[Material for the task Boundary: Start]

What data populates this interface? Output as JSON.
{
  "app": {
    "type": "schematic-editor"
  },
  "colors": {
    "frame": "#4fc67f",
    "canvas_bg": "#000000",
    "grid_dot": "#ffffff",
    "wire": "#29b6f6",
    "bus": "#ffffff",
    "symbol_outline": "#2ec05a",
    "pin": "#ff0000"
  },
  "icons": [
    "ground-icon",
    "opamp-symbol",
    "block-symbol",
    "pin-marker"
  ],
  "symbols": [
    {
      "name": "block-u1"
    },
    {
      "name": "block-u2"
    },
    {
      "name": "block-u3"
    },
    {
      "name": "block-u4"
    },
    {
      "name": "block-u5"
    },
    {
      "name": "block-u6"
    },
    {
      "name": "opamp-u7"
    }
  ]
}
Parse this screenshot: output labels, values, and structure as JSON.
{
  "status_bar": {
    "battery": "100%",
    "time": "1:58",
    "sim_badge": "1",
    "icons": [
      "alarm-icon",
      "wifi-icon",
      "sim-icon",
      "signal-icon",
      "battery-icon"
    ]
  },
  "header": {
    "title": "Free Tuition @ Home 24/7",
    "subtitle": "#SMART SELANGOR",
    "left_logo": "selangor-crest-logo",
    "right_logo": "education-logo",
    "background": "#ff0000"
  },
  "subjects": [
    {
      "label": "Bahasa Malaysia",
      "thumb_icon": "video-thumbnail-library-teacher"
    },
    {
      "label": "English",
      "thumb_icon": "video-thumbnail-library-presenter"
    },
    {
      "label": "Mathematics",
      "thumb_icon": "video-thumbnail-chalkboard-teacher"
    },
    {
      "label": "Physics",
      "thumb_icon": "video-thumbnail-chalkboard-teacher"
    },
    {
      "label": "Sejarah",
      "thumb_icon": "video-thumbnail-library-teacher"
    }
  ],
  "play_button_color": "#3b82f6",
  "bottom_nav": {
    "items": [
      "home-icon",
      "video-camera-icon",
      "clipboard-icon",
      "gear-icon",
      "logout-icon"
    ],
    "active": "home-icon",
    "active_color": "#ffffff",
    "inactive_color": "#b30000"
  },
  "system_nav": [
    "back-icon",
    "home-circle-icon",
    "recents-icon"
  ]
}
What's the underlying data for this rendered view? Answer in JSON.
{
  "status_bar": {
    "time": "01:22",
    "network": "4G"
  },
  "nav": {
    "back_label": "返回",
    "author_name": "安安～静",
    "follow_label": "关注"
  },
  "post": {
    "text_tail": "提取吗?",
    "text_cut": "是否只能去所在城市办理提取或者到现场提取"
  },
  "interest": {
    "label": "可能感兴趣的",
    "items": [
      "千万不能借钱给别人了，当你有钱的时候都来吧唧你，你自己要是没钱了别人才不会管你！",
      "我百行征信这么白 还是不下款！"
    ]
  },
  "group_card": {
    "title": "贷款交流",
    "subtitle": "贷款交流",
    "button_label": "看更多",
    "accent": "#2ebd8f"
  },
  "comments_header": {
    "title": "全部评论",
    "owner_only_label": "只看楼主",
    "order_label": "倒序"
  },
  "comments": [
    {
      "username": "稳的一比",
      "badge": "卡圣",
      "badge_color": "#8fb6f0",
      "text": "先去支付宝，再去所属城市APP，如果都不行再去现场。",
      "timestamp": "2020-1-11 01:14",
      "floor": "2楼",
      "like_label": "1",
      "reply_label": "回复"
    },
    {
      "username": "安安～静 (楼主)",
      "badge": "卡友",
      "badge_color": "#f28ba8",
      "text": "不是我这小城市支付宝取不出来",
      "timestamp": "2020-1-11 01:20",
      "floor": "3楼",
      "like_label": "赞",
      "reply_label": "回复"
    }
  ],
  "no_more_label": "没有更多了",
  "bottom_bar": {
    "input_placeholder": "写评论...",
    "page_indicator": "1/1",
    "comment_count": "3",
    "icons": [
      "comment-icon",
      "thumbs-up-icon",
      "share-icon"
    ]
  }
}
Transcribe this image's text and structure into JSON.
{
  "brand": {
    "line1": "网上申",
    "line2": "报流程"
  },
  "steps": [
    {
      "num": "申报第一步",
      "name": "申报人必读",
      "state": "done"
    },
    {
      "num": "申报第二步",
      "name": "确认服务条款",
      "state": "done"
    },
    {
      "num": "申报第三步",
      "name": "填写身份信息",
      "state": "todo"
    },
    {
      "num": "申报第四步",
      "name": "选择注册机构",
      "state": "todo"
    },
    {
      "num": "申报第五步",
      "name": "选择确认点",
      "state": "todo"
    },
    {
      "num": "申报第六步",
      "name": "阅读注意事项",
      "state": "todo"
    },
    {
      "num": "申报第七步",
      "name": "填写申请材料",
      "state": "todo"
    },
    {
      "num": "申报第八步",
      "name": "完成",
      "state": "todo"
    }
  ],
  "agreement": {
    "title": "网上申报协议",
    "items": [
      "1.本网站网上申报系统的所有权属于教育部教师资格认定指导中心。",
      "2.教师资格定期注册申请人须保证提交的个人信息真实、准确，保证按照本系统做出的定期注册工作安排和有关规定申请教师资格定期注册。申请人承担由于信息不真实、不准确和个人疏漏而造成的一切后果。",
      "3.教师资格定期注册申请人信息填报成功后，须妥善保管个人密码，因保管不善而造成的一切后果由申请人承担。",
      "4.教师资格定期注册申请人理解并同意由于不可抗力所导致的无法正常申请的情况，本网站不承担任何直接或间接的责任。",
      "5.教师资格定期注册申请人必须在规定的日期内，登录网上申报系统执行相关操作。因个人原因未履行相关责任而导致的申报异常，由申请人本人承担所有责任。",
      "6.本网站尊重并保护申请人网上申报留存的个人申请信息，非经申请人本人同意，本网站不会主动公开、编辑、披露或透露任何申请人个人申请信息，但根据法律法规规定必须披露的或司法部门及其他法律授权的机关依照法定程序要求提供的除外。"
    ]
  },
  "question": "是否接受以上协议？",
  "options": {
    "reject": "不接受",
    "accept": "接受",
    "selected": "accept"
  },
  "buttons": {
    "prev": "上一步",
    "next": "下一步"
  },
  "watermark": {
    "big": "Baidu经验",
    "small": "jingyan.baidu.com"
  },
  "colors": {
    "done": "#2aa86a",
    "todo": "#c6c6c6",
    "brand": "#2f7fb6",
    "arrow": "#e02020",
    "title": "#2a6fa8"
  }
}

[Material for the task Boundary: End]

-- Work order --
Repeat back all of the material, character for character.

-- Exercise output --
What data populates this interface? Output as JSON.
{
  "app": {
    "type": "schematic-editor"
  },
  "colors": {
    "frame": "#4fc67f",
    "canvas_bg": "#000000",
    "grid_dot": "#ffffff",
    "wire": "#29b6f6",
    "bus": "#ffffff",
    "symbol_outline": "#2ec05a",
    "pin": "#ff0000"
  },
  "icons": [
    "ground-icon",
    "opamp-symbol",
    "block-symbol",
    "pin-marker"
  ],
  "symbols": [
    {
      "name": "block-u1"
    },
    {
      "name": "block-u2"
    },
    {
      "name": "block-u3"
    },
    {
      "name": "block-u4"
    },
    {
      "name": "block-u5"
    },
    {
      "name": "block-u6"
    },
    {
      "name": "opamp-u7"
    }
  ]
}
Parse this screenshot: output labels, values, and structure as JSON.
{
  "status_bar": {
    "battery": "100%",
    "time": "1:58",
    "sim_badge": "1",
    "icons": [
      "alarm-icon",
      "wifi-icon",
      "sim-icon",
      "signal-icon",
      "battery-icon"
    ]
  },
  "header": {
    "title": "Free Tuition @ Home 24/7",
    "subtitle": "#SMART SELANGOR",
    "left_logo": "selangor-crest-logo",
    "right_logo": "education-logo",
    "background": "#ff0000"
  },
  "subjects": [
    {
      "label": "Bahasa Malaysia",
      "thumb_icon": "video-thumbnail-library-teacher"
    },
    {
      "label": "English",
      "thumb_icon": "video-thumbnail-library-presenter"
    },
    {
      "label": "Mathematics",
      "thumb_icon": "video-thumbnail-chalkboard-teacher"
    },
    {
      "label": "Physics",
      "thumb_icon": "video-thumbnail-chalkboard-teacher"
    },
    {
      "label": "Sejarah",
      "thumb_icon": "video-thumbnail-library-teacher"
    }
  ],
  "play_button_color": "#3b82f6",
  "bottom_nav": {
    "items": [
      "home-icon",
      "video-camera-icon",
      "clipboard-icon",
      "gear-icon",
      "logout-icon"
    ],
    "active": "home-icon",
    "active_color": "#ffffff",
    "inactive_color": "#b30000"
  },
  "system_nav": [
    "back-icon",
    "home-circle-icon",
    "recents-icon"
  ]
}
What's the underlying data for this rendered view? Answer in JSON.
{
  "status_bar": {
    "time": "01:22",
    "network": "4G"
  },
  "nav": {
    "back_label": "返回",
    "author_name": "安安～静",
    "follow_label": "关注"
  },
  "post": {
    "text_tail": "提取吗?",
    "text_cut": "是否只能去所在城市办理提取或者到现场提取"
  },
  "interest": {
    "label": "可能感兴趣的",
    "items": [
      "千万不能借钱给别人了，当你有钱的时候都来吧唧你，你自己要是没钱了别人才不会管你！",
      "我百行征信这么白 还是不下款！"
    ]
  },
  "group_card": {
    "title": "贷款交流",
    "subtitle": "贷款交流",
    "button_label": "看更多",
    "accent": "#2ebd8f"
  },
  "comments_header": {
    "title": "全部评论",
    "owner_only_label": "只看楼主",
    "order_label": "倒序"
  },
  "comments": [
    {
      "username": "稳的一比",
      "badge": "卡圣",
      "badge_color": "#8fb6f0",
      "text": "先去支付宝，再去所属城市APP，如果都不行再去现场。",
      "timestamp": "2020-1-11 01:14",
      "floor": "2楼",
      "like_label": "1",
      "reply_label": "回复"
    },
    {
      "username": "安安～静 (楼主)",
      "badge": "卡友",
      "badge_color": "#f28ba8",
      "text": "不是我这小城市支付宝取不出来",
      "timestamp": "2020-1-11 01:20",
      "floor": "3楼",
      "like_label": "赞",
      "reply_label": "回复"
    }
  ],
  "no_more_label": "没有更多了",
  "bottom_bar": {
    "input_placeholder": "写评论...",
    "page_indicator": "1/1",
    "comment_count": "3",
    "icons": [
      "comment-icon",
      "thumbs-up-icon",
      "share-icon"
    ]
  }
}
Transcribe this image's text and structure into JSON.
{
  "brand": {
    "line1": "网上申",
    "line2": "报流程"
  },
  "steps": [
    {
      "num": "申报第一步",
      "name": "申报人必读",
      "state": "done"
    },
    {
      "num": "申报第二步",
      "name": "确认服务条款",
      "state": "done"
    },
    {
      "num": "申报第三步",
      "name": "填写身份信息",
      "state": "todo"
    },
    {
      "num": "申报第四步",
      "name": "选择注册机构",
      "state": "todo"
    },
    {
      "num": "申报第五步",
      "name": "选择确认点",
      "state": "todo"
    },
    {
      "num": "申报第六步",
      "name": "阅读注意事项",
      "state": "todo"
    },
    {
      "num": "申报第七步",
      "name": "填写申请材料",
      "state": "todo"
    },
    {
      "num": "申报第八步",
      "name": "完成",
      "state": "todo"
    }
  ],
  "agreement": {
    "title": "网上申报协议",
    "items": [
      "1.本网站网上申报系统的所有权属于教育部教师资格认定指导中心。",
      "2.教师资格定期注册申请人须保证提交的个人信息真实、准确，保证按照本系统做出的定期注册工作安排和有关规定申请教师资格定期注册。申请人承担由于信息不真实、不准确和个人疏漏而造成的一切后果。",
      "3.教师资格定期注册申请人信息填报成功后，须妥善保管个人密码，因保管不善而造成的一切后果由申请人承担。",
      "4.教师资格定期注册申请人理解并同意由于不可抗力所导致的无法正常申请的情况，本网站不承担任何直接或间接的责任。",
      "5.教师资格定期注册申请人必须在规定的日期内，登录网上申报系统执行相关操作。因个人原因未履行相关责任而导致的申报异常，由申请人本人承担所有责任。",
      "6.本网站尊重并保护申请人网上申报留存的个人申请信息，非经申请人本人同意，本网站不会主动公开、编辑、披露或透露任何申请人个人申请信息，但根据法律法规规定必须披露的或司法部门及其他法律授权的机关依照法定程序要求提供的除外。"
    ]
  },
  "question": "是否接受以上协议？",
  "options": {
    "reject": "不接受",
    "accept": "接受",
    "selected": "accept"
  },
  "buttons": {
    "prev": "上一步",
    "next": "下一步"
  },
  "watermark": {
    "big": "Baidu经验",
    "small": "jingyan.baidu.com"
  },
  "colors": {
    "done": "#2aa86a",
    "todo": "#c6c6c6",
    "brand": "#2f7fb6",
    "arrow": "#e02020",
    "title": "#2a6fa8"
  }
}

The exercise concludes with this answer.